2. Walk around the west side of Lost Lake, turn west and head through the trees. You’ll climb a steep hillside and just keep going mainly west and a bit north. From Lost Lake to Lake Husted via this route, it’s a hike of about 0.9 miles with 350 feet elevation gain.
From Lake Husted, head west toward that unnamed, but striking, mountain peak that is slightly southwest. Lake Louise is at the bottom of the mountain, about a half mile from Lake Husted.
Now the question is — how do you get to Lake Dunraven? From Lake Louise, Lake Dunraven is pretty much, directly south. However, it’s 250 feet higher. And between Lake Louise and Lake Dunraven, there’s a lot of rocks and lot of willows and a river.
On the way up, we went on the west side of the river. We ended up climbing through a boulder field, then lots of willows that were taller than us. On the way down, we had an easier time on the east side of the river.
While it is a challenge to get to Lake Dunraven, my hiking partners highly recommend continuing south past Lake Dunraven to the two unnamed lakes above it. Many thought that sixth lake was the most beautiful of all of the lakes in this beautiful valley.
Details: The hike to Lost Lake, according to my GPS, with the detour, was about 18 miles roundtrip with 2800 feet of elevation gain. The hike to the 4 lakes (Lost, Husted, Louise, Dunraven) was about 21.2 miles with 4300 feet of elevation gain with all the ups and downs. Adding the two unnamed lakes above Dunraven adds another 1.3 miles roundtrip.
In Rocky Mountain National Park, don’t miss 4th and 5th lake, Lakes Nokoni and Nanita, Blue Lake and Bluebird Lake. Find more Rocky Mountain National Park hikes and Colorado hiking trails in this list of 400+ hikes across the state. Don’t miss any of my trip reports, sign up for an email alert by clicking on subscribe at the top of this page and follow me on Facebook.

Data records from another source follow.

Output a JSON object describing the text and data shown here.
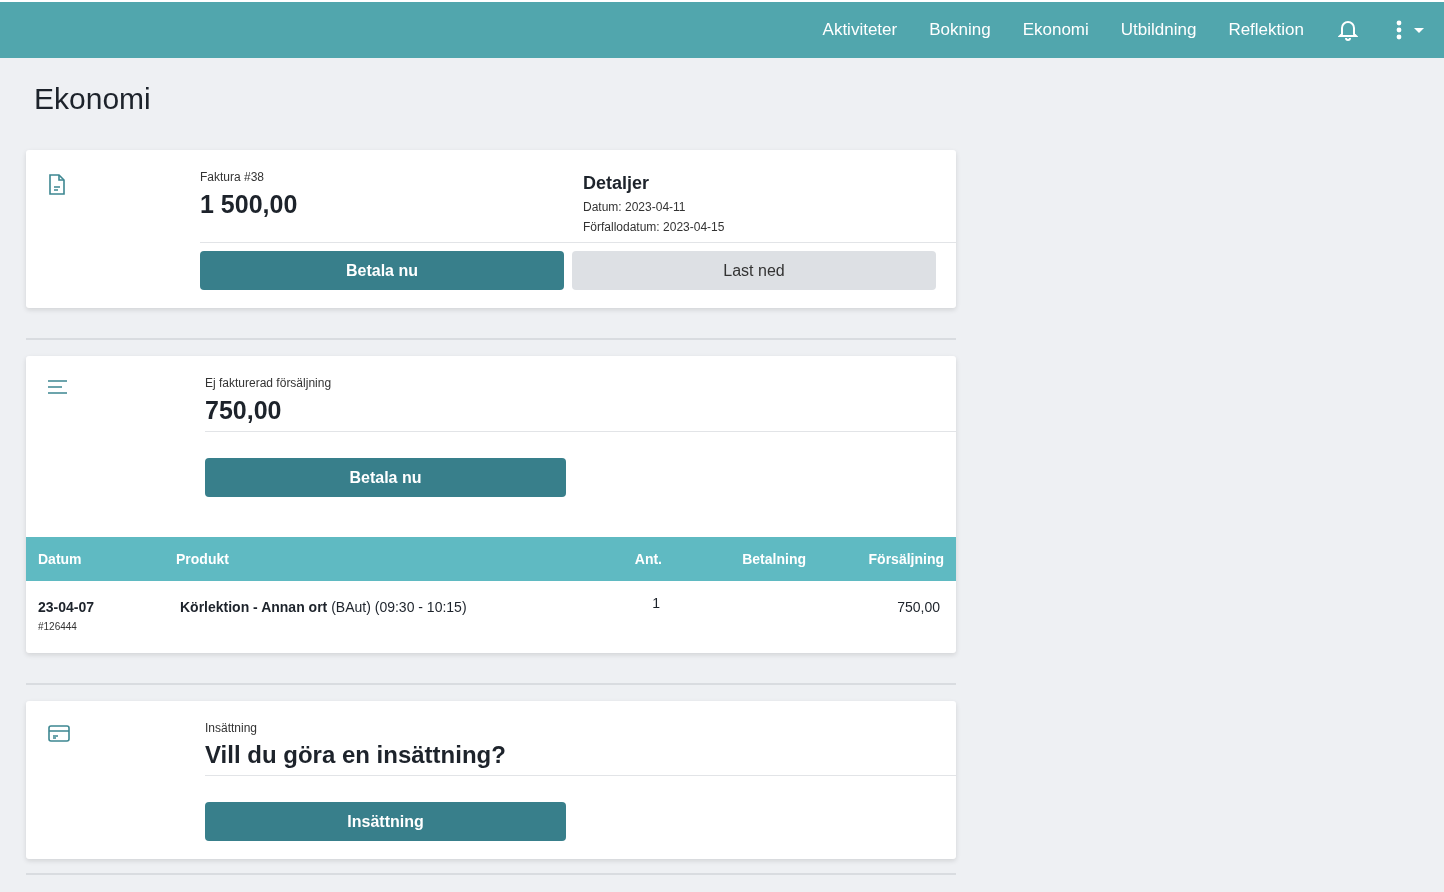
{
  "nav": {
    "items": [
      "Aktiviteter",
      "Bokning",
      "Ekonomi",
      "Utbildning",
      "Reflektion"
    ]
  },
  "page_title": "Ekonomi",
  "cards": [
    {
      "kind": "invoice",
      "label": "Faktura #38",
      "amount": "1 500,00",
      "details": {
        "title": "Detaljer",
        "lines": [
          "Datum: 2023-04-11",
          "Förfallodatum: 2023-04-15"
        ]
      },
      "buttons": [
        {
          "label": "Betala nu",
          "kind": "primary"
        },
        {
          "label": "Last ned",
          "kind": "secondary"
        }
      ]
    },
    {
      "kind": "sales",
      "label": "Ej fakturerad försäljning",
      "amount": "750,00",
      "buttons": [
        {
          "label": "Betala nu",
          "kind": "primary"
        }
      ],
      "table": {
        "columns": [
          "Datum",
          "Produkt",
          "Ant.",
          "Betalning",
          "Försäljning"
        ],
        "rows": [
          {
            "date": "23-04-07",
            "ref": "#126444",
            "product": "**Körlektion - Annan ort** (BAut) (09:30 - 10:15)",
            "quantity": "1",
            "sale": "750,00"
          }
        ]
      }
    },
    {
      "kind": "deposit",
      "label": "Insättning",
      "amount": "Vill du göra en insättning?",
      "buttons": [
        {
          "label": "Insättning",
          "kind": "primary"
        }
      ]
    }
  ]
}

Directions: From Estes Park, take Wonderview Ave just past the Stanley Hotel and turn right on MacGregor Avenue. MacGregor turns into Devil’s Gulch Road/County Road 43. (Call the County or Forest Service to check on this road because it is under construction in 2015 because of flood damage 2 years earlier in 2013.) Pass through Glen Haven and drive another 1.7 miles to Dunraven Glade Road. Take this dirt road until it dead ends at the trailhead.